Christopher Volpe is one of those renaissance men in the arts, someone who is able to combine the musical - he plays guitar and piano - with the visual, in which he's gradually making a name for himself as a realist painter.
After working for 15 years as a professional writer — successfully navigating the public relations realm writing advertising copy and PR, he left Long Island to earn a graduate degree in poetry at the University of New Hampshire. The literary arts experience allowed him to teach college English and poetry and then, while teaching classes in art history, he discovered the American landscape tradition. It was there that his heart and career took a detour as he fell in love with the 19th century Barbizon and Tonalism landscape artists.
Largely self-taught, Volpe learned to “work backwards,” in that he was articulate and skilled with words, but lacked the technical skills to execute art. Yet he wasn’t afraid to wade into
the water. He took classes, studied the realist painters and mustered the courage to pick up a brush and venture into the visual arts. That was a mere five years ago, and now his realist paintings, which border on abstract, at times, more than hold their own.
“On Location: Plein-Air Paintings of the Seacoast,” his current solo show of 25 works at Kennedy Gallery in Portsmouth, runs through the end of May. The works represented are renditions of his favorite byways in coastal Maine, Portsmouth, Rye, Newburyport and other shorefront environs.
Volpe’s exhibition of landscape paintings captures the region’s rural spirit that many times blends into atmospherically abstracted pieces portraying some of his favorite subjects: twilight, misty streams, swamps, seasonally changing trees, rolling clouds. His work expresses inner states embodied in the geometry and imagery of nature. So, indeed, Volpe leans toward the poetic beauty that can be coaxed from interaction with landscape as well as in the new forms of artistic expression since modernism.

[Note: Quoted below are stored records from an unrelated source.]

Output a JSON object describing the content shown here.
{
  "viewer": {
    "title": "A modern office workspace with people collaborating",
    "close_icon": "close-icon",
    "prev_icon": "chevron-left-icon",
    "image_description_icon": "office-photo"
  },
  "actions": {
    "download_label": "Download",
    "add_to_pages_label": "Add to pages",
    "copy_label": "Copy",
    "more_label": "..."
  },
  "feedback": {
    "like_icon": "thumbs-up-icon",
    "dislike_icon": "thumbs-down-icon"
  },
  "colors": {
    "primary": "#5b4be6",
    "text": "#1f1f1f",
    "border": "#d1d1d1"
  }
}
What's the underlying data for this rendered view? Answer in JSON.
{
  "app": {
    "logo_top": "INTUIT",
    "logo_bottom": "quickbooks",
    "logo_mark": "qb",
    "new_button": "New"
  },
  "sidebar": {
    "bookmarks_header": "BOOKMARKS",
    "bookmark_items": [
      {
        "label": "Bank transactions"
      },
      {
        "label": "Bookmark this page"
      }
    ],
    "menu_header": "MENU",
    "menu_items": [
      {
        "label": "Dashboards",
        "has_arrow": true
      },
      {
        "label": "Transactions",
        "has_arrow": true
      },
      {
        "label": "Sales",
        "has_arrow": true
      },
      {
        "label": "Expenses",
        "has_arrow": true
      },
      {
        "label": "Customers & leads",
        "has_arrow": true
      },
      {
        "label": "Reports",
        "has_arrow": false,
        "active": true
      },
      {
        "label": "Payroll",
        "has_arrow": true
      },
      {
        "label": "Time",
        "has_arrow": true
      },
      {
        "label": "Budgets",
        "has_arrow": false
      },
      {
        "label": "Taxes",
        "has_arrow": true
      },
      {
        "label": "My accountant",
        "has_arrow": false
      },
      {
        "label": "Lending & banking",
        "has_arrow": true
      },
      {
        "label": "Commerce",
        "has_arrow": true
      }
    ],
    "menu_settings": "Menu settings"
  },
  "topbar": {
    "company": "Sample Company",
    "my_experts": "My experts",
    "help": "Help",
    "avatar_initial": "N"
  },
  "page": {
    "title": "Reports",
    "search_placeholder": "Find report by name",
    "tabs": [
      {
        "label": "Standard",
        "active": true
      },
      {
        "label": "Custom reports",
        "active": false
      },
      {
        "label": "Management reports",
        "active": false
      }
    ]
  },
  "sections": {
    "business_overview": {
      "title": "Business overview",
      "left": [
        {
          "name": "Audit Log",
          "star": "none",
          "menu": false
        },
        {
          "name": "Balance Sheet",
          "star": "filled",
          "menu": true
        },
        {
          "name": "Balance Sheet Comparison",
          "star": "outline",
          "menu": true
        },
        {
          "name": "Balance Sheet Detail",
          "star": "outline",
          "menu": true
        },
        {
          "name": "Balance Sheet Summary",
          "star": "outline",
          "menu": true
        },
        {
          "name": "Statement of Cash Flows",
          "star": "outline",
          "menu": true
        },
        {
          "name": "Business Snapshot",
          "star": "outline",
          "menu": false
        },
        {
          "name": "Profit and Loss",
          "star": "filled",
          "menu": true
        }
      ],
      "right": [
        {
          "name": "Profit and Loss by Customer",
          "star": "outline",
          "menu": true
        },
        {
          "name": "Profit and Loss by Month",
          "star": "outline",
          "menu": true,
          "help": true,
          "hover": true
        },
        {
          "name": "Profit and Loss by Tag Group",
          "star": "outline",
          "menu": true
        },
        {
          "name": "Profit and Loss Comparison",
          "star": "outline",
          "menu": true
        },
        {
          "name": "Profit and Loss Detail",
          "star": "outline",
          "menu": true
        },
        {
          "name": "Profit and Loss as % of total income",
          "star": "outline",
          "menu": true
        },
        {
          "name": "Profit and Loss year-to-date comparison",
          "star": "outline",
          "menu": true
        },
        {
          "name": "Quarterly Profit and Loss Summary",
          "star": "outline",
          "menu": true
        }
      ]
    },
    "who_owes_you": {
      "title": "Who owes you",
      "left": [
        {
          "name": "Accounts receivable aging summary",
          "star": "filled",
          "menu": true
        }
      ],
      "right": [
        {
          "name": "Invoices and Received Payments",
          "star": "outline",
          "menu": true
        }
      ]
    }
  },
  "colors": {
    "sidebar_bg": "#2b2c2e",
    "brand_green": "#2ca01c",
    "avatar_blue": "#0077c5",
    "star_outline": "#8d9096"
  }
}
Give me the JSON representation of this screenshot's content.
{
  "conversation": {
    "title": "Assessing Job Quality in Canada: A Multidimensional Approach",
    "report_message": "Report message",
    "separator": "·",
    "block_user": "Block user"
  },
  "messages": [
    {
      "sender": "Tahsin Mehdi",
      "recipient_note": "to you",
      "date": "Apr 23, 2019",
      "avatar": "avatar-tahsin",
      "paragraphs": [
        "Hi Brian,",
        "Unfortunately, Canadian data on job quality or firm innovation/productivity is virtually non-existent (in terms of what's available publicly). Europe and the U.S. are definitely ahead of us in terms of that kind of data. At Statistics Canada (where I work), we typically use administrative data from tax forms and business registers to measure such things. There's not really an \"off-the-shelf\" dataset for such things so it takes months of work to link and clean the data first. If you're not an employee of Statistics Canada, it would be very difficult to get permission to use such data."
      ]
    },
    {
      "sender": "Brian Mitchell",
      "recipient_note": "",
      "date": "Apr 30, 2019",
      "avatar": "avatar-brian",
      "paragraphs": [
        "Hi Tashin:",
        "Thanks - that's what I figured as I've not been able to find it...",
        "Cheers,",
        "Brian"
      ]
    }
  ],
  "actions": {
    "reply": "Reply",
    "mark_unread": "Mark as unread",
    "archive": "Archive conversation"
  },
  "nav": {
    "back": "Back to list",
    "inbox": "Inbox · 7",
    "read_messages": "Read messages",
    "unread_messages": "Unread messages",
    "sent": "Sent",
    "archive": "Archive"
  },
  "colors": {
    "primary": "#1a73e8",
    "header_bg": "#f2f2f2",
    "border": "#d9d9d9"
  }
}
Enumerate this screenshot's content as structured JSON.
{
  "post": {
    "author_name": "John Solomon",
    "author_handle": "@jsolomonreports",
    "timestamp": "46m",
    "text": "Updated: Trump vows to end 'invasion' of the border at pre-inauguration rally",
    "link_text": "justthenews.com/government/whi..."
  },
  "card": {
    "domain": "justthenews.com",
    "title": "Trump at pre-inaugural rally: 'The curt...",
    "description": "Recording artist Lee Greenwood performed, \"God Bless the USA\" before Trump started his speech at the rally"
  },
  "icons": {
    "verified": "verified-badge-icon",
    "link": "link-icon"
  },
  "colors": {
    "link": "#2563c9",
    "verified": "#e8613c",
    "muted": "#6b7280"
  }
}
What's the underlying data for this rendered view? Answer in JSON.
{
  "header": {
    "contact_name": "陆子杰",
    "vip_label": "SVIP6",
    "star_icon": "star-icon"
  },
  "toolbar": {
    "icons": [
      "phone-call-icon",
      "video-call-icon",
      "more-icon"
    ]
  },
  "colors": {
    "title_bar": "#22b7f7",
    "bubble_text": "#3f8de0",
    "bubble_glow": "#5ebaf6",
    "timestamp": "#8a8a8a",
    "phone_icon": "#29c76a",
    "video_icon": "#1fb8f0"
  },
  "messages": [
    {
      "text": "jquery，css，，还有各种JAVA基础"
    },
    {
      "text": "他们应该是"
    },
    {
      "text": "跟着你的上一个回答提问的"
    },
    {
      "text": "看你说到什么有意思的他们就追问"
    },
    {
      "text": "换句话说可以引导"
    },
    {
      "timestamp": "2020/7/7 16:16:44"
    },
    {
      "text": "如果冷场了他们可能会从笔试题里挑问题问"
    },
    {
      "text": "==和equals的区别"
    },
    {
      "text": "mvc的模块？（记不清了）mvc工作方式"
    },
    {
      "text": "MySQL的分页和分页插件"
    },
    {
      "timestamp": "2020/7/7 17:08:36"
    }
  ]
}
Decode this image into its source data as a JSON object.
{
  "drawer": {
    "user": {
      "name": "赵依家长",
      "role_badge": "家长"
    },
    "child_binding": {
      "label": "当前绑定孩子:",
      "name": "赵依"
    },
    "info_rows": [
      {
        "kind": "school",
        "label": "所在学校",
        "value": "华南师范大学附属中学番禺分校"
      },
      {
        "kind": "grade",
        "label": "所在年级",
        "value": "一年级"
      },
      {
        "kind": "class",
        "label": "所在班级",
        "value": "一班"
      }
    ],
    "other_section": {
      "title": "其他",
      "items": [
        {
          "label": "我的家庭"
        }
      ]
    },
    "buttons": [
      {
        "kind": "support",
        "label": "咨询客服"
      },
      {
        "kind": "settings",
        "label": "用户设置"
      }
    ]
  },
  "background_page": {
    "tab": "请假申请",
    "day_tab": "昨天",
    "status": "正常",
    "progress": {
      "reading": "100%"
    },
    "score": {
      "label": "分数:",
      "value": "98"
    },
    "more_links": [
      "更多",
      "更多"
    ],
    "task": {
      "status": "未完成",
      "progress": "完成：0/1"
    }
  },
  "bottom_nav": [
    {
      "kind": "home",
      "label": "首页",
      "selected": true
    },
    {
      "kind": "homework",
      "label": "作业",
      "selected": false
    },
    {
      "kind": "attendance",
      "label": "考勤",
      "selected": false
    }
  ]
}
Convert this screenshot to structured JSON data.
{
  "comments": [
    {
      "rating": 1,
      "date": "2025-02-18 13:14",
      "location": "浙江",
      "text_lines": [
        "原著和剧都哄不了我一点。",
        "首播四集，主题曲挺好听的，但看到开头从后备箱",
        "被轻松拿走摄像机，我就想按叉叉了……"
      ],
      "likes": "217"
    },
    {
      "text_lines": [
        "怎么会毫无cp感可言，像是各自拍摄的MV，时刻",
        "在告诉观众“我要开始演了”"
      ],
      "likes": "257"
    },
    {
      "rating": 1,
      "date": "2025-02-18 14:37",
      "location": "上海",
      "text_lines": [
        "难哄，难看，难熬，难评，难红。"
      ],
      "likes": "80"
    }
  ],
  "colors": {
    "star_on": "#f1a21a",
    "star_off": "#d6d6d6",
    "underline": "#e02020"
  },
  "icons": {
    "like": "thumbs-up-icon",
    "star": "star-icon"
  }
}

Volpe’s goal is beautiful works. And yet, he’s a believer in Francis Bacon’s idea that “there is no excellent beauty
that hath not some strangeness in the proportion.” For Volpe, that’s what keeps it real.